History of the Essay Planner

In my final year studying social work at uni, I worked in a restaurant most nights, had a full-time subject load and as part of my degree, spent two days a week in a hospital on prac. I don’t remember having a day off all year.  

My major assignment that year was a massive essay and I knew that I’d have to get really organised if I was going to pull it off. So, I made myself a very basic version of an Essay Planner. It was awesome! I took it everywhere and chipped away at the essay whenever I could. I felt in control and organised all semester. And, I got a HD; if only I’d come up with the idea for my first essay instead of my last! 

Then, one depressing weekend – after years of dutifully turning up to the stressful jobs my degree afforded me – in the basement of my parent's house, I decided to clean out my old university filing cabinet and get rid of the dusty, mould-speckled paper files still cluttering my life.  I sat on the floor sorting paper, fragile and lost in the overwhelming thought of needing to do something else with my life, when, (and I’m serious, this really happened) that beaten-up Essay Planner fell out of my filing cabinet and landed squarely in my lap: “That’s it! I’ll write a book”. 

Unfortunately, writing a book doesn’t provide you immediate financial relief from your scummy existence. For those of you who’ve written a book, you’ll understand just how far away your original idea is from the actual finished product. In my case, it was six years away. In that time I changed jobs five or six times, moved house four times, got married, blew up one car, two fridges  and a computer (yes, I lost the manuscript I’d been working on all those years) before the book was anywhere close to being published.    

After working 14 hours a day for a couple of months on the manuscript, writing and rewriting the entire book, I decided to try and find a publisher. 

I felt about as comfortable as a vegan in an abattoir cold-calling publishers and agents with my one minute spiel. I read all the “how-to" books and followed their advice like an alcoholic follows the party. But it would have been just as fruitful to call and open with: “Hi, I’m Bronwyn Hall, I’ve never written a book before or published anything, I don’t have any testimonials, my manuscript isn’t quite finished and I’m questioning my authority on the topic. Would you like to consider my proposal?” It was hopeless. 

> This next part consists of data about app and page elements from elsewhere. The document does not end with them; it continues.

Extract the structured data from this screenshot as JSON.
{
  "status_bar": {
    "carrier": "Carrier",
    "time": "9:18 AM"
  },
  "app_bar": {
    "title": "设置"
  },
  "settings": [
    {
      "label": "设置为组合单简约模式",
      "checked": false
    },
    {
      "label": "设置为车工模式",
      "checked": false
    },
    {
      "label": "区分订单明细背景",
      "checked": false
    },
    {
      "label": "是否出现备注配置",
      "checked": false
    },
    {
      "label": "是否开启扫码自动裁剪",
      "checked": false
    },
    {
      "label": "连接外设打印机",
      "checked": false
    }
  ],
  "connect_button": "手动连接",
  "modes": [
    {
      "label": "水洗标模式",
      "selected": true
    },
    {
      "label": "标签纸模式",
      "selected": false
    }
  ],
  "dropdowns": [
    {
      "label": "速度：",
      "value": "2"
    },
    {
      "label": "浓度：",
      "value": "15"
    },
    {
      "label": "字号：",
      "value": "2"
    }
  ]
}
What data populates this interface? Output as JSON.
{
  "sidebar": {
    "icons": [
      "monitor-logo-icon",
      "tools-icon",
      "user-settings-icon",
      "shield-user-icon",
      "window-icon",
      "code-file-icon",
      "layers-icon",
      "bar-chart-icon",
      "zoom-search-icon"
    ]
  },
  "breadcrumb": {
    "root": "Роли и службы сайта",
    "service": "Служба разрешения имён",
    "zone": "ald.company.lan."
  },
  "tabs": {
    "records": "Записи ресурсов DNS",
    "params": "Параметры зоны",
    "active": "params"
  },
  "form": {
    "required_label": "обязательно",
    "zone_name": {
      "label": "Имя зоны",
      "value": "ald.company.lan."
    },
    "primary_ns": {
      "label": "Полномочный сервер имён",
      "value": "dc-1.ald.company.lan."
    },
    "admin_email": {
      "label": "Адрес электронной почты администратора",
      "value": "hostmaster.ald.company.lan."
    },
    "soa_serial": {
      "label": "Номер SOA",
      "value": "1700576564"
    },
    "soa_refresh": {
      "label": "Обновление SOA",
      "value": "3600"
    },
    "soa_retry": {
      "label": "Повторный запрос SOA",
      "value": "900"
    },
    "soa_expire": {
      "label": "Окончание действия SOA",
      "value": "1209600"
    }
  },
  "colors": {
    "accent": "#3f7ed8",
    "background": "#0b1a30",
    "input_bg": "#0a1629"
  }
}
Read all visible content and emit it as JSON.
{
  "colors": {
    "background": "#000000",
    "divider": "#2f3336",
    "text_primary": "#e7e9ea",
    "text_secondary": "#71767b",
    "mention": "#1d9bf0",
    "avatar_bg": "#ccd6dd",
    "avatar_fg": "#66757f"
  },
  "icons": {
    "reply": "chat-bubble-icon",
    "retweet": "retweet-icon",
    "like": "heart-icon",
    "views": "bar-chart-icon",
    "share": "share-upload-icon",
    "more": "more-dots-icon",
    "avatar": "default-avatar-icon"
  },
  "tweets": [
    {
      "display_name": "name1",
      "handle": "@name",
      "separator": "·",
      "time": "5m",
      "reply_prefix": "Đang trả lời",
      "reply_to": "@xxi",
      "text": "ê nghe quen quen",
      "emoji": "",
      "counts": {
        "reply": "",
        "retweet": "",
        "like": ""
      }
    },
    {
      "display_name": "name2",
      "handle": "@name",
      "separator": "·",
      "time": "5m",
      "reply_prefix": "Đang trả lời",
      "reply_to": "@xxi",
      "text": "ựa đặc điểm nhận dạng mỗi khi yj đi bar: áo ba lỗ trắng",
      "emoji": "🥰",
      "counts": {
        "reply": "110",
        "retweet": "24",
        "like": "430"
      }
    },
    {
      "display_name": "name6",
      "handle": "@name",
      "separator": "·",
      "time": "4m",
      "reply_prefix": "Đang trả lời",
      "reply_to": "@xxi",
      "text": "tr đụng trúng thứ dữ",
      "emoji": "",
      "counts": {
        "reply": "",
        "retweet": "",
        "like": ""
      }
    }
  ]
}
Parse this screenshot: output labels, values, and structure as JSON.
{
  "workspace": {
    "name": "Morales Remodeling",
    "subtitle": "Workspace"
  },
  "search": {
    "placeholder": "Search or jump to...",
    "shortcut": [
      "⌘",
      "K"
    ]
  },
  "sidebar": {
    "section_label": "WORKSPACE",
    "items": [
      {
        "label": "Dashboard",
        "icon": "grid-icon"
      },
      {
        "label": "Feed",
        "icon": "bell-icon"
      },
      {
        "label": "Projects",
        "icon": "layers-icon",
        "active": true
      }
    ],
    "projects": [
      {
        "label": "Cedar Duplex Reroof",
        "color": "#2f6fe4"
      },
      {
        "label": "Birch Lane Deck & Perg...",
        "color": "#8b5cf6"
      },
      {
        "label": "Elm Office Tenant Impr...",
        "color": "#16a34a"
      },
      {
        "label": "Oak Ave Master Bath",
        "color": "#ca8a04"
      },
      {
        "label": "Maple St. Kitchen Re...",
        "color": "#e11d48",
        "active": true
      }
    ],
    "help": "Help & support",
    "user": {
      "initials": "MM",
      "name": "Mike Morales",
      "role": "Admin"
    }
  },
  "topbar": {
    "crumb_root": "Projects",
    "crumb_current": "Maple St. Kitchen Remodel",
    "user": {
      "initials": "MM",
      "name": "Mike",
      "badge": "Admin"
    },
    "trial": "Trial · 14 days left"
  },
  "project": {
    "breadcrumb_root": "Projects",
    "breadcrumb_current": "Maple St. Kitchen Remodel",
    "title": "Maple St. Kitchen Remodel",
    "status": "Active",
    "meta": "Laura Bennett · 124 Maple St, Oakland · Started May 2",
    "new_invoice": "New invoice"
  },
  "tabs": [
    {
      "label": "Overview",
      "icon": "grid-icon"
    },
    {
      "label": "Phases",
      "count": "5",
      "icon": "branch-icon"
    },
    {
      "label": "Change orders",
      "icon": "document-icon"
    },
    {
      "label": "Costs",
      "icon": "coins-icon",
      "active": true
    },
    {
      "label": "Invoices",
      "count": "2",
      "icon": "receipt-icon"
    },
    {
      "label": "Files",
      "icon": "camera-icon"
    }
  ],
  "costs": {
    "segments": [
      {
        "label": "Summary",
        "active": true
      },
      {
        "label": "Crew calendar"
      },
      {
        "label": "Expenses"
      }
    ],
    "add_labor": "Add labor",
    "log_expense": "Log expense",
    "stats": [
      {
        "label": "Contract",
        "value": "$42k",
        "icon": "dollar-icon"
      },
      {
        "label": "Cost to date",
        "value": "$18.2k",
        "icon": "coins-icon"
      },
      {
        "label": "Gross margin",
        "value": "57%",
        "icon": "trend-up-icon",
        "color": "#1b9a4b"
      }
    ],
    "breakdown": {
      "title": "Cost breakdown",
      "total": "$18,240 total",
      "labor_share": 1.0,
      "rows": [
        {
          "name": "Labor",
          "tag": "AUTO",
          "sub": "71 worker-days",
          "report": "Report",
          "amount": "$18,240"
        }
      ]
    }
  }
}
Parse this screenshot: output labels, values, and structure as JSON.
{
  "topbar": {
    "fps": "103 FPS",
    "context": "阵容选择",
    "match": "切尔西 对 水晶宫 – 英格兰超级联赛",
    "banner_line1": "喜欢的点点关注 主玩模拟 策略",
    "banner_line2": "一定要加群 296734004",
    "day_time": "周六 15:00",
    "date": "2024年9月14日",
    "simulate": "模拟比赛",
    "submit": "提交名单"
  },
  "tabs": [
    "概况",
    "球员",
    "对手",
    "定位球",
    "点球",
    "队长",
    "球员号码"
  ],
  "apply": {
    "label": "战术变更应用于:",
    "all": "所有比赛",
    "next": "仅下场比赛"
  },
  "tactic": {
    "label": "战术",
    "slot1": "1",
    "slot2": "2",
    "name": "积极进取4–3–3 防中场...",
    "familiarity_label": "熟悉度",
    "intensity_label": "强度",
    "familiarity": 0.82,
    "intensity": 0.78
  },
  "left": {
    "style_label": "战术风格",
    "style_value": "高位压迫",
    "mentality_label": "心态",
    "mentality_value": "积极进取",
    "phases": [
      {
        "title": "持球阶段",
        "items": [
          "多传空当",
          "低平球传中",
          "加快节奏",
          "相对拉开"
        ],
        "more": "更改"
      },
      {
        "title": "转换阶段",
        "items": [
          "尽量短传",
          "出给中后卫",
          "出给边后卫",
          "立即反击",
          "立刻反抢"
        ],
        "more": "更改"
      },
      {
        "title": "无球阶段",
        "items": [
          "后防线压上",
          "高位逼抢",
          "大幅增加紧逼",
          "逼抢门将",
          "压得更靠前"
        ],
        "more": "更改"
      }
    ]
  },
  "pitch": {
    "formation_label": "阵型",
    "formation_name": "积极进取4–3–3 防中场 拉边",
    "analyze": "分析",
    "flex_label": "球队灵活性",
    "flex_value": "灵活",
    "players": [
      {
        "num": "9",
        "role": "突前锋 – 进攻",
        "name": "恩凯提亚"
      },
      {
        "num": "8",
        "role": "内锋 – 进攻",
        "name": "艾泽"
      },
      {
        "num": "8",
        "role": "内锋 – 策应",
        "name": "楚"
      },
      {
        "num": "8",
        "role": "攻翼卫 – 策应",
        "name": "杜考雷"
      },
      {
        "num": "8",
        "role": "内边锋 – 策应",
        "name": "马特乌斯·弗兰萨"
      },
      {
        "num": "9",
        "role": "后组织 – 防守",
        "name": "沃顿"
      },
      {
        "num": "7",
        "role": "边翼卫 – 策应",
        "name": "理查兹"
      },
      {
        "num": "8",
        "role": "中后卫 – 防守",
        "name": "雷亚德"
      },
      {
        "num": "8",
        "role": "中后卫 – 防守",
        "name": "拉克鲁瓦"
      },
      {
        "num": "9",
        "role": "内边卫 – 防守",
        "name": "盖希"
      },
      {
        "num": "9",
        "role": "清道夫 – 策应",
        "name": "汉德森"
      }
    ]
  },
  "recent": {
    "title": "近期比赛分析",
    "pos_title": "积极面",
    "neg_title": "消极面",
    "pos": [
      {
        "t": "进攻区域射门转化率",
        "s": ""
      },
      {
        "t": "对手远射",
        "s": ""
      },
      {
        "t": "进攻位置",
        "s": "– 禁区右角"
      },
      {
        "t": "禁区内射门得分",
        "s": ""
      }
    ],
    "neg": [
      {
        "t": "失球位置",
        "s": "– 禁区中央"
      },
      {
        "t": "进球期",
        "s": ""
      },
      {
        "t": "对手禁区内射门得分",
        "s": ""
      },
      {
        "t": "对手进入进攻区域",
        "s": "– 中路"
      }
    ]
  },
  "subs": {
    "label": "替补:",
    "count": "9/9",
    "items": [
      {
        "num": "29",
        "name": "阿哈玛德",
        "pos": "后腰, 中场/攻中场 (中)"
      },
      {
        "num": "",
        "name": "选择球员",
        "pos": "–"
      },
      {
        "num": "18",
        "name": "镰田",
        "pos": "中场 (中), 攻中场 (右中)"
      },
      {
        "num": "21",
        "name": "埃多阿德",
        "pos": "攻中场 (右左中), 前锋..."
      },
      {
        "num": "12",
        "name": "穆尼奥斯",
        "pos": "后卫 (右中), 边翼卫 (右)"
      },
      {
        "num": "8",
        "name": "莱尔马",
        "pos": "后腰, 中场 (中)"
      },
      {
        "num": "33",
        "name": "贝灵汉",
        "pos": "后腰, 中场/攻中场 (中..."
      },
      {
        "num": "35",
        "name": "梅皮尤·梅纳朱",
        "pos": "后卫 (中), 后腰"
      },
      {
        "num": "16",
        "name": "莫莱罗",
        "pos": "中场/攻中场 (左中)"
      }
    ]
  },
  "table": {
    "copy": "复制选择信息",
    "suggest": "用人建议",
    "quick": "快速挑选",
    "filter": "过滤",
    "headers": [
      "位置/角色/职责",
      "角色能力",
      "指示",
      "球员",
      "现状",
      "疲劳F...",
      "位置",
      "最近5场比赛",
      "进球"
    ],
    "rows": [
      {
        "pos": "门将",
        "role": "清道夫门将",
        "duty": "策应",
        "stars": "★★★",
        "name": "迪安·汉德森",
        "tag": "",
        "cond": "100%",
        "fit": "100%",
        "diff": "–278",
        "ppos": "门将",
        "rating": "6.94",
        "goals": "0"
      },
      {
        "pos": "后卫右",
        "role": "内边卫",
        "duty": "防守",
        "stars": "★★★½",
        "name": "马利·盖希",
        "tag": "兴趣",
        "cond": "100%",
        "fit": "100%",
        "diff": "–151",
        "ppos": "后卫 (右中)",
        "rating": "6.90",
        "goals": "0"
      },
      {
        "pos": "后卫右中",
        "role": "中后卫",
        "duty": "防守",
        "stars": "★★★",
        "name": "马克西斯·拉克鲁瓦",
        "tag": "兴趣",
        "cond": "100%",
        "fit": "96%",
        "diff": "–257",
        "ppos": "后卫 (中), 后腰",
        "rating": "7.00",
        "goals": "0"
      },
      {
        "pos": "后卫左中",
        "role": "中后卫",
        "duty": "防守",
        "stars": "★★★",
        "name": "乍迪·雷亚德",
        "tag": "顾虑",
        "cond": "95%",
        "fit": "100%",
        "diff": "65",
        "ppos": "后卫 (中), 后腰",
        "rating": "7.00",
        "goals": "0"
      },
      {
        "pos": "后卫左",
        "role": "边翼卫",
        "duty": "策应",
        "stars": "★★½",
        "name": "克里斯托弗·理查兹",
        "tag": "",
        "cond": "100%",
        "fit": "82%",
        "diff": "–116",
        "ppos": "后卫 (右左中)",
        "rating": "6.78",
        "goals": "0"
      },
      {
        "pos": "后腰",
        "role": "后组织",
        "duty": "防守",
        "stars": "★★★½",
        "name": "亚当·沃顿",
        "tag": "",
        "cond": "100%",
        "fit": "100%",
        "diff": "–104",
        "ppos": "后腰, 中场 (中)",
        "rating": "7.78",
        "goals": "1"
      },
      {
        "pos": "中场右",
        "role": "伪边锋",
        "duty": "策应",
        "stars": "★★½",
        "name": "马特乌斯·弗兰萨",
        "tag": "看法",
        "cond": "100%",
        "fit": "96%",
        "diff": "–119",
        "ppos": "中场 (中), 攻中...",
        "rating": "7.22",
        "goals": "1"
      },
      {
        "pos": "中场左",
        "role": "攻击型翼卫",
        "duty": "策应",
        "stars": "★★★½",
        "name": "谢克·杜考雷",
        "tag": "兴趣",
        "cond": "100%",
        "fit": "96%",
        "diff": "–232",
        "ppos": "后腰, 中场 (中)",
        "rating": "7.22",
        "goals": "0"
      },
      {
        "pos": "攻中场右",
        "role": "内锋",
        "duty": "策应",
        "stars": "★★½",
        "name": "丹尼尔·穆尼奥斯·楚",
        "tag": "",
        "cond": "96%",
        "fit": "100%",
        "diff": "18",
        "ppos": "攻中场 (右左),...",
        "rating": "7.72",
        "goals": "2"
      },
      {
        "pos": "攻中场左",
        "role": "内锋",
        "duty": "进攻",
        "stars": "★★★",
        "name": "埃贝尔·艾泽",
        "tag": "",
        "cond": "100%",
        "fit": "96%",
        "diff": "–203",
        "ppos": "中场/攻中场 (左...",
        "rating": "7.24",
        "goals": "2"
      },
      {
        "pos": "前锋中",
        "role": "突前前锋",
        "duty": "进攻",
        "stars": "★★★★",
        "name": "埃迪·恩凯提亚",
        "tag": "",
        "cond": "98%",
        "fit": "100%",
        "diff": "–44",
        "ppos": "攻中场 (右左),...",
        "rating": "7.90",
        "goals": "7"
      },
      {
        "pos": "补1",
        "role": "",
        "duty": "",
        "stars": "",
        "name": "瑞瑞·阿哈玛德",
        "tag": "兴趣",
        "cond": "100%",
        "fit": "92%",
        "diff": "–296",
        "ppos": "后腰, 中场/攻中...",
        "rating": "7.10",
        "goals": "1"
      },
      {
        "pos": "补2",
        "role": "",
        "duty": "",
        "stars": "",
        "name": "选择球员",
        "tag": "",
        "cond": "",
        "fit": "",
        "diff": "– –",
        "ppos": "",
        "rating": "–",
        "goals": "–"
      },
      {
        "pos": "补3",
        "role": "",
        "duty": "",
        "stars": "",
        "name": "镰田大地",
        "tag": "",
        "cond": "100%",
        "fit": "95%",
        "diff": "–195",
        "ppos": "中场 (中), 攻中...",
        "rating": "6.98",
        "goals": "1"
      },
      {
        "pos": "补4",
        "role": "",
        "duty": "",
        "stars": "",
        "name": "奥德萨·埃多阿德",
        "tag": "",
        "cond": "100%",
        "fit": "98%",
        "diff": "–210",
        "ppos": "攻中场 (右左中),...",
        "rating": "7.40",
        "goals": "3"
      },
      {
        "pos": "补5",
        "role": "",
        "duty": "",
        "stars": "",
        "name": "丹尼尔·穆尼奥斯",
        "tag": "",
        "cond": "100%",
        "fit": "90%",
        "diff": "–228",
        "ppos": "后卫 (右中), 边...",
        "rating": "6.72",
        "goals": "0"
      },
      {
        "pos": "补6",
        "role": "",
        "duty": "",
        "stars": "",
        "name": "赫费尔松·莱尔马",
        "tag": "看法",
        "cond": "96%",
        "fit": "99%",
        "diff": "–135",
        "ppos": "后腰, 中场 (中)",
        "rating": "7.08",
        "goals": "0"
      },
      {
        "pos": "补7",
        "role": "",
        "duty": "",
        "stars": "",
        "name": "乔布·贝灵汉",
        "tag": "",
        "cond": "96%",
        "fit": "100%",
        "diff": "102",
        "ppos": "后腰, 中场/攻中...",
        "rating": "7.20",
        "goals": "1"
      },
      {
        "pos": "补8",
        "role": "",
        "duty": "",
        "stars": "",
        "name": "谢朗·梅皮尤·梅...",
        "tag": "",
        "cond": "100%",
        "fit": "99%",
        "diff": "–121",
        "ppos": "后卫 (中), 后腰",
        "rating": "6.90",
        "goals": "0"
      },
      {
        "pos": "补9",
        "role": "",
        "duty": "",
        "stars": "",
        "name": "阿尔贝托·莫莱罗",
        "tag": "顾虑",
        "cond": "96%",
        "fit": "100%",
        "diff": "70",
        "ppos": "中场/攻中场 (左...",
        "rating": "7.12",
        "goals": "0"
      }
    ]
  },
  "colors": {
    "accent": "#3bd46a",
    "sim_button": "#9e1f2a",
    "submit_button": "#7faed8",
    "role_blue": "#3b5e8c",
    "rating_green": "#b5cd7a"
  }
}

The rest of the journey happened like this:

  1. With a critical and faultless editors eye the manuscript was professionally spat on and polished. 
  2. The design and layout were artfully put together by Moving127.com – an amazing German designer.
  3. Copies were given out for review and I received some great suggestions and testimonials for the back cover.
  4. Drank a bottle of champagne.
  5. Self-published and printed six hundred copies from the USYD Publishing Service who bought a pile themselves to sell in their Copy Shop. 
  6. Negotiated with the University of New South Wales Union to have a stall at their O-Week event and sold over 100 books.
  7. Drank another bottle of champagne.
  8. Let the UNSW Bookshop know about the book and started supplying for them.
  9. Visited a number of Co-op Bookshops and started supplying for them.
  10. Made ‘Window Display Kits’ including posters, a coffee cup and specially designed Night Before Essay Planner coffee bean blend to encourage bookshops to do an in-store display.
  11. A manger from Fairfax Books saw the Night Before Essay Planner on a coffee table and called to ask if I’d be interested in the book being published by them.
  12. Another bottle ... or maybe two...
  13. Had an lovely and well-known agent for two weeks before she decided she wouldn’t be able to represent me because education wasn’t her area of expertise (didn’t charge me for what she’d done, even though she started negotiating the terms of my contract - a consummate professional).
  14. Alone. Switched to red wine.
  15. Represented myself and negotiated the final contract.
  16. Within a number of months the Night Before Essay Planner was in major bookshops and newsagents across Australia.
  17. Pop... back to the bubbly...